Fire Stallion project suffers setback
Heavy Lift Helicopters is close to finalizing the design of the tank system for its ex-U.S. Marine Corps CH-53D Sea Stallion conversion. However, the U.S. Navy has withdrawn from an agreement to supply up to six airframes that would have provided components to keep the two “Fire Stallions” operational.
Chief pilot Mike Gilpin told AIN that, in spite of this setback, the company is continuing to work on the pair it has at Victorville, Calif. According to Gilpin, the company was ready to cut metal at the end of last month and planned to have an STC in place by June next year. “We will try to fly both helicopters and buy spares as we need them,” he added.
Heavy Lift, a division of Rogers Helicopters, is reducing the weight of the -53D by about 1,000 pounds to fit a 2,400-gallon tank and snorkel system, designed with the help of Oregon-based Simplex Manufacturing.
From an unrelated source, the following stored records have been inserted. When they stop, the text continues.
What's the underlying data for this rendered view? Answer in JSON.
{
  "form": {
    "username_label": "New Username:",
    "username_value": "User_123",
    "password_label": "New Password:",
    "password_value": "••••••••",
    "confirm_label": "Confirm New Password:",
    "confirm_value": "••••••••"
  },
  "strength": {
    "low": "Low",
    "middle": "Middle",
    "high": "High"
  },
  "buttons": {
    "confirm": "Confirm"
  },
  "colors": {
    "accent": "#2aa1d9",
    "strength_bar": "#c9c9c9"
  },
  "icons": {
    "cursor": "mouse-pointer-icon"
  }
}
The weight reduction comes as a result of “removing military-specific avionics and wiring, and substituting a lighter, non-folding rotor head for the installed Navy unit,” said Gilpin.
He added, “One of the advantages of having an internal system is that its speed is not affected, and the -53D flies faster than the larger CH-54 anyway. We will also retain the external hook, giving it the flexibility to carry Bambi buckets if the situation dictates.”
Heavy Lift acquired the CH-53Ds from a U.S. Navy storage facility in Arizona last year. Certified by the FAA under its recently amended restricted category, the Fire Stallion will remain a converted ex-military helicopter rather than a “standard” S-65. (Sikorsky built only one of the helicopters.)
Heavy Lift president Robin Rogers said, “The CH-53 gives us a lot more speed for initial attack and, because it also has a nice range, we can stay on site longer because we haven’t burned all of our gas getting there. The CH-53 can fly for 3.5 hours; the Skycrane has only around two hours.”
The conversion progresses as the CH-53 celebrates 50 years in front-line service. It started flying with the U.S. Marine Corps in September 1955.